◆ Work order: Across the records below, count every line that contains the string "structure", then report the count alone.
────────────────────────────────────────
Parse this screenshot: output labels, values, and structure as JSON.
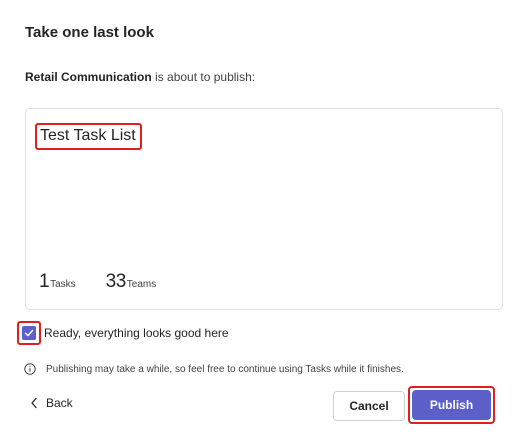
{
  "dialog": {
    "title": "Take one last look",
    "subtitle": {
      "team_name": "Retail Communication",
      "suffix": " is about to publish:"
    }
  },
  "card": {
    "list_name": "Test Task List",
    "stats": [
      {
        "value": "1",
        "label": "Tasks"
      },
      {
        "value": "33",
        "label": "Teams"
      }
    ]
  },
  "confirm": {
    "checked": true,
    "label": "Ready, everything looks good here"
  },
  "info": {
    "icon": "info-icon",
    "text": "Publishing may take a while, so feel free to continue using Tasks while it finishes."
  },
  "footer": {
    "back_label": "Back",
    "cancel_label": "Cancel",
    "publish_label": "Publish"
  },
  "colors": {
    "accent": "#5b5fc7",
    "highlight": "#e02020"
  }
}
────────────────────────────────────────
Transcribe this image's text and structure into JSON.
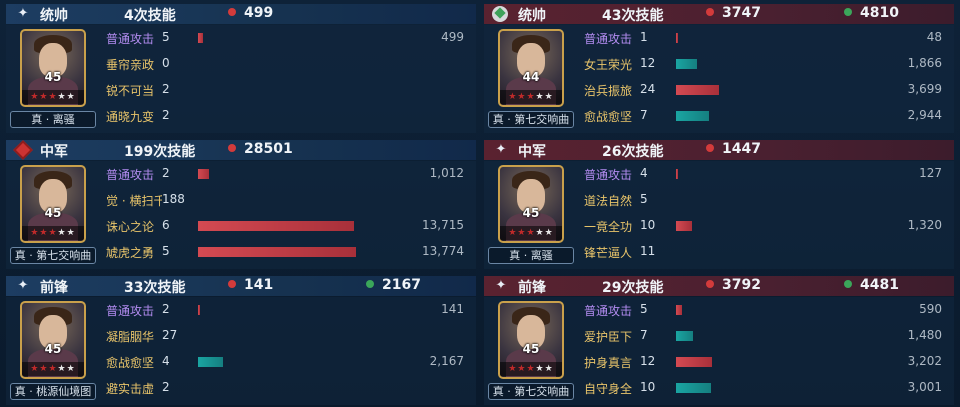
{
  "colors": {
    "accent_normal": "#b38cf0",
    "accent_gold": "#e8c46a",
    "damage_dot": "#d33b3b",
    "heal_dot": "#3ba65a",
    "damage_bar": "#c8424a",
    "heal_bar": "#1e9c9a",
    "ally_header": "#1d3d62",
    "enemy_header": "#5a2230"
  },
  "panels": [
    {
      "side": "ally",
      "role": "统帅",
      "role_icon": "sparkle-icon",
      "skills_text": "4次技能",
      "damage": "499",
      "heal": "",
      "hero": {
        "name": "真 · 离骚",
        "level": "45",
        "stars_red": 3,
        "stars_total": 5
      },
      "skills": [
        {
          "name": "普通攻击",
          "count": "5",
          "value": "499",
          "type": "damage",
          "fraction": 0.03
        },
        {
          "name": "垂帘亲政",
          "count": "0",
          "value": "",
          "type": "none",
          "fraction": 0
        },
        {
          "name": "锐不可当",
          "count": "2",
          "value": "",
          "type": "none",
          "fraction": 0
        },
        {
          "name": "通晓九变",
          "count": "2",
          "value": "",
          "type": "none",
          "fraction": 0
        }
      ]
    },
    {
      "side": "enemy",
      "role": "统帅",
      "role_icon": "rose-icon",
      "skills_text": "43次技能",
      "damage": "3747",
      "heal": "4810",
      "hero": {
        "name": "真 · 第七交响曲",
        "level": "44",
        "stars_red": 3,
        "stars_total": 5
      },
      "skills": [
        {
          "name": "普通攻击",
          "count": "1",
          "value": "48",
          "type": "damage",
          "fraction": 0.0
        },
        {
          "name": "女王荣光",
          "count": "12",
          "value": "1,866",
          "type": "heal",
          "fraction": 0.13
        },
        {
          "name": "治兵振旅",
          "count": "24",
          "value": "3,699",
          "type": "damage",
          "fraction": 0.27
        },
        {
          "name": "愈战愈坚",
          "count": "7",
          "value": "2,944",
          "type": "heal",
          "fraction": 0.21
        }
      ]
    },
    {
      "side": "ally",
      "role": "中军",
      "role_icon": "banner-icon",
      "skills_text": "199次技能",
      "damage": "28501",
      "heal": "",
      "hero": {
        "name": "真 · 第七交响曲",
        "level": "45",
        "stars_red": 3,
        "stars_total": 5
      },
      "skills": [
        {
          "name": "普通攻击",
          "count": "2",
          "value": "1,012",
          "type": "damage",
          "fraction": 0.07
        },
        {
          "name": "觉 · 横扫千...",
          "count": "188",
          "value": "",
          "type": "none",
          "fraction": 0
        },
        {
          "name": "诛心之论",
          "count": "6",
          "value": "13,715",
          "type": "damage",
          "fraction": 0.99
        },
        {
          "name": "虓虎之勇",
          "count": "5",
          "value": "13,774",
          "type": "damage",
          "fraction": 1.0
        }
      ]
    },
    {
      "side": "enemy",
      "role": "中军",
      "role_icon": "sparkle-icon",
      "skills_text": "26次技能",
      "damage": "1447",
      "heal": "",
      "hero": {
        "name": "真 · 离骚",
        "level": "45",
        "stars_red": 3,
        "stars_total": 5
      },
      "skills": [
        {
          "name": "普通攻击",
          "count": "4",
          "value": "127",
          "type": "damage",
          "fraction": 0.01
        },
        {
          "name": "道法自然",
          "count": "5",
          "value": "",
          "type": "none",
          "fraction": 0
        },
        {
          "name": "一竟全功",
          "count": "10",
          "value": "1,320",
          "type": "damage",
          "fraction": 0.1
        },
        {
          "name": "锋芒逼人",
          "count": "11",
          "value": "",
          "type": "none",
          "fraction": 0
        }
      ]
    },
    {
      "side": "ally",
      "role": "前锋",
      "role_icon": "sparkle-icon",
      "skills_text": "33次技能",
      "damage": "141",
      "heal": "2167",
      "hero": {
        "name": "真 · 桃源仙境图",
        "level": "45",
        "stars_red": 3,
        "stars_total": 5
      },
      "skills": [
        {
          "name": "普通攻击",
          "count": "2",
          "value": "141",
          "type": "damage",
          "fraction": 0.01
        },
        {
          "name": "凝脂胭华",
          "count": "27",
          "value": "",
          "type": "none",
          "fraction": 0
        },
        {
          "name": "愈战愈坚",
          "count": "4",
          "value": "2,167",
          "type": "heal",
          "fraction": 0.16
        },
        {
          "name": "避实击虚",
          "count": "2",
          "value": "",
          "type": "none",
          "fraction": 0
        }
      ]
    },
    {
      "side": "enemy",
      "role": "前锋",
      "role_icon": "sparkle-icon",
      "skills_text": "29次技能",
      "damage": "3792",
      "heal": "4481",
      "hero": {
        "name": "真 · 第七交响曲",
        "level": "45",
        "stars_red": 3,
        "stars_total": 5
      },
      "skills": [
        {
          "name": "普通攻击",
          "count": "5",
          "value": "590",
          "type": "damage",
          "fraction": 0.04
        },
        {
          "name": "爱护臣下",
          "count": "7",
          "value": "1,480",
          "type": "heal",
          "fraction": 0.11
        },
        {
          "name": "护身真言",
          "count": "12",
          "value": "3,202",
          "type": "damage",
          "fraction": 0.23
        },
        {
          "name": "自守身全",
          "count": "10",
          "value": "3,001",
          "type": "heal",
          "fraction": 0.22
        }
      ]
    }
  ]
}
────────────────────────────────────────
◆ The answer: 2